  3. ^ "Everton upset Arsenal to win FA Women's Cup". BBC. 3 May 2010. Retrieved 26 January 2015.
  4. ^ "Lincoln Ladies FA Women's Super League bid success". BBC. 22 March 2010. Retrieved 2 April 2010.
  5. ^ "Scott Leaves Blues". Everton. 13 November 2013. Retrieved 18 January 2018.
  6. ^ "WASL: England Striker Toni Duggan set to leave Everton Ladies". Sky Sports. 28 November 2013. Retrieved 18 January 2018.
  7. ^ "Women's Super League: Tears flow as Everton are relegated". BBC. 28 September 2014. Retrieved 26 January 2015.
  8. ^ "Spring Series Fixtures". www.thefa.com. 10 January 2017. Retrieved 18 January 2018.
  9. ^ "Women's Super League: WSL 2 clubs invited to apply to replace Notts County Ladies". BBC Sport. 16 May 2015. Retrieved 31 December 2017.
  10. ^ "Everton have been elected to FA Women's Super League 1". FA WSL. 9 June 2017. Retrieved 31 December 2017.
  11. ^ Rachel Rose Gold (20 May 2018). "Everton Ladies end season with defeat at Man City". Royal Blue Mersey. Retrieved 1 September 2018.
  12. ^ "Ground of the week - Arriva Stadium". www.bbc.co.uk. 16 March 2009. Retrieved 18 January 2018.
  13. ^ Dave McMillan (2013). "Ladies team to leave Arriva Stadium after 15 years..." Marine Football Club. Retrieved 18 January 2018.
  14. ^ "Ladies To Play Home Games At Southport". www.evertonfc.com. 7 September 2018. Retrieved 7 September 2018.
  15. ^ "Everton Ladies Are In Town!". southportfc.net. 7 September 2018. Retrieved 7 September 2018.
  16. ^ "The Marine Travel Arena | Soccerway". uk.soccerway.com. Retrieved 18 January 2018.
  17. ^ "Select Security Stadium | Soccerway". uk.soccerway.com. Retrieved 18 January 2018.
  18. ^ "Southport | Merseyrail Community Stadium". www.footballgroundguide.com. Retrieved 7 September 2018.
  19. ^ "The Team". Everton Ladies.
  20. ^ "Squad listing". Soccerway.
  21. ^ "Marley Resigns As Ladies Boss". FA WSL. 13 October 2012. Retrieved 1 September 2018.
  22. ^ "Andy Spence named as new Everton FC ladies boss". The Chester Chronicle. 15 November 2012. Retrieved 1 September 2018.
  23. ^ a b "Everton ladies boss Andy Spence quits". Liverpool Echo. 10 June 2015. Retrieved 1 September 2018.
  24. ^ "Everton Ladies: Nicola Anderson to stay as interim boss". BBC Sport. 24 July 2015. Retrieved 1 September 2018.

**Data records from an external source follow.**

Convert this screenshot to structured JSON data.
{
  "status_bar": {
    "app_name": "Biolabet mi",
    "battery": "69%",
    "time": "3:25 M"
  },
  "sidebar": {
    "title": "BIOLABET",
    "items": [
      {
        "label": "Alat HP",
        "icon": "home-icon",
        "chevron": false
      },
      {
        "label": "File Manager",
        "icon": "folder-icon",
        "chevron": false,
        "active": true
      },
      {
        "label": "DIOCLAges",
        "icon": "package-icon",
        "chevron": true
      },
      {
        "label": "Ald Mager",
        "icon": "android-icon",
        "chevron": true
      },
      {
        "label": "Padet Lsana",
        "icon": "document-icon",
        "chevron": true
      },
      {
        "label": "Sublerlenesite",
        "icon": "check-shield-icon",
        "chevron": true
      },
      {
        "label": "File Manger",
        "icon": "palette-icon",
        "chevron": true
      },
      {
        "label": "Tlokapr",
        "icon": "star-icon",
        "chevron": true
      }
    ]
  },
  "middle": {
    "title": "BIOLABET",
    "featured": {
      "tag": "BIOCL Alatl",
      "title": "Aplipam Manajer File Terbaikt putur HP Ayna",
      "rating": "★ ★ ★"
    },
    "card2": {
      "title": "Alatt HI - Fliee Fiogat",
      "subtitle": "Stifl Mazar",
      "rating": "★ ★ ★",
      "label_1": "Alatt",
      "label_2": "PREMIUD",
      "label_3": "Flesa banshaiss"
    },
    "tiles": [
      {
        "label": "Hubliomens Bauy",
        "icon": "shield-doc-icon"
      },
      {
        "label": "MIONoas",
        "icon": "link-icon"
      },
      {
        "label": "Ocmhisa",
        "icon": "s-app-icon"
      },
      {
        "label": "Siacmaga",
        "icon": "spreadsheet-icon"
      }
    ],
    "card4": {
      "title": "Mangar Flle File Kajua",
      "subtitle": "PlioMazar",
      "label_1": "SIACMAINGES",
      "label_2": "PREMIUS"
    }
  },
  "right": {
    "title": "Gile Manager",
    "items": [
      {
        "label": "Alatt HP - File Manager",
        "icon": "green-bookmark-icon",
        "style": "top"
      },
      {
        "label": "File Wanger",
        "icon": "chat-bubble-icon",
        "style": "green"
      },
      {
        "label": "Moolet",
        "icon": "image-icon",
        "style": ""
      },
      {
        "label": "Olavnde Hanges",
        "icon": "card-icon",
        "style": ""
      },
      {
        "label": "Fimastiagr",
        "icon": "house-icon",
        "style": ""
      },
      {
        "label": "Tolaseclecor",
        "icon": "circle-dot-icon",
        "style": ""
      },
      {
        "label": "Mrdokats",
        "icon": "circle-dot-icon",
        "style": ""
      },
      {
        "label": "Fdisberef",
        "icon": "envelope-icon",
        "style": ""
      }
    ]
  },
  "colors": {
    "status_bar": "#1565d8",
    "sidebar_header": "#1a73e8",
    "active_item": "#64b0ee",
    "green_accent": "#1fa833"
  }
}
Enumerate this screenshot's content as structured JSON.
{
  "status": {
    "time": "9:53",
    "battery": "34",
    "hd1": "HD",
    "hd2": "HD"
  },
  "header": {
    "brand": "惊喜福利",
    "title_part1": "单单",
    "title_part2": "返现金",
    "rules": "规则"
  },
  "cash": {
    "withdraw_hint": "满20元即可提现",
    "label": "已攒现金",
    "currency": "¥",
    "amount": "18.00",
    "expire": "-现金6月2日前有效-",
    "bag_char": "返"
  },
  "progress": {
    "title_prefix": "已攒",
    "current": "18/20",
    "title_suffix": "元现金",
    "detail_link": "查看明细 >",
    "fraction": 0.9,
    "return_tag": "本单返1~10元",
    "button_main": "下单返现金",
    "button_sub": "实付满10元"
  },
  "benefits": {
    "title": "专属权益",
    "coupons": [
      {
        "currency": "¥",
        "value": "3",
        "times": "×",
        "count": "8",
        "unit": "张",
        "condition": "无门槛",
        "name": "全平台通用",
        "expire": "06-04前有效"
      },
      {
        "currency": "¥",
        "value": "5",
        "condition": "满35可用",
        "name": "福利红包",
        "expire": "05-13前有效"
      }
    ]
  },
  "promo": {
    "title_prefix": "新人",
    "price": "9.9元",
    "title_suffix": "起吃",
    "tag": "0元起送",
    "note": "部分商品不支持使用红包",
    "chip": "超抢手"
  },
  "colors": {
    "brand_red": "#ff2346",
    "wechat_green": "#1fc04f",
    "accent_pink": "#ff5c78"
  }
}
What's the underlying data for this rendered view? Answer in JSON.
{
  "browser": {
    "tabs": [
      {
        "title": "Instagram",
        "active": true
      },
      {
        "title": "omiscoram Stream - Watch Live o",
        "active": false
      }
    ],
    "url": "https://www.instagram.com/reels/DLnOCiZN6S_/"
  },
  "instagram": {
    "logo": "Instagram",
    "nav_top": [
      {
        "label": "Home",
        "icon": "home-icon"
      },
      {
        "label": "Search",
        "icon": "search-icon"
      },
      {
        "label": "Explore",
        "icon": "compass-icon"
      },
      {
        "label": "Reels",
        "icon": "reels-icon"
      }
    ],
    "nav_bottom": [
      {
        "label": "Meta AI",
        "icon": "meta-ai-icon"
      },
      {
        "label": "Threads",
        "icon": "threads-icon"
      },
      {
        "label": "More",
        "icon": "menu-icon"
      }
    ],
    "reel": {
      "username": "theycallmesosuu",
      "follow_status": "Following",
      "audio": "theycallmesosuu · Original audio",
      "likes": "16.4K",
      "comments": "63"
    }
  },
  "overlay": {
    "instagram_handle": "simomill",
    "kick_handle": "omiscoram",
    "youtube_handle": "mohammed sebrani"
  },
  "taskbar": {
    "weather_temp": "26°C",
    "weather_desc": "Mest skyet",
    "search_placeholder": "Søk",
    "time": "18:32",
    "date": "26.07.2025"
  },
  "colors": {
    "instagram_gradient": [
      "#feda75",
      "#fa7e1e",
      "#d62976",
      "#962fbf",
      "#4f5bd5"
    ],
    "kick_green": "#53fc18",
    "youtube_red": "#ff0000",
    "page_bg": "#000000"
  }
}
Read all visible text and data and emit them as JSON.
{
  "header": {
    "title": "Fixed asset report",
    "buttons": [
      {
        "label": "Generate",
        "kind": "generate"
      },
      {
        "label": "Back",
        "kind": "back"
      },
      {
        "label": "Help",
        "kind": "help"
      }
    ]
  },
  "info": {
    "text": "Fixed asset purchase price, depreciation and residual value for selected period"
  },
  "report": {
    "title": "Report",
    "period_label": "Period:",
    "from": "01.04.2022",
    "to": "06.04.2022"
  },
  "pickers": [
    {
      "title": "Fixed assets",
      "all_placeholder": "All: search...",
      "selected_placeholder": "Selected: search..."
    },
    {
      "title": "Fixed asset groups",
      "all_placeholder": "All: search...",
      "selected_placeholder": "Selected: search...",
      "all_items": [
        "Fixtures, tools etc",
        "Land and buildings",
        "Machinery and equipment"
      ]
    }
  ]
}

  25. ^ "Andy Spence: Everton Ladies boss returns six months after departure". BBC Sport. 8 December 2015. Retrieved 1 September 2018.
  26. ^ "At A Glance: Dixies Winners". Everton F.C. Retrieved 12 May 2018.
  27. ^ a b c d e f g h i j k l "Awards Winners". Everton F.C. Retrieved 12 May 2018.
  28. ^ Philip Kirkbride (21 May 2009). "Everton Ladies boss Mo Marley sacked husband so she could be manager". The Liverpool Echo. Retrieved 9 September 2009.

External links[edit]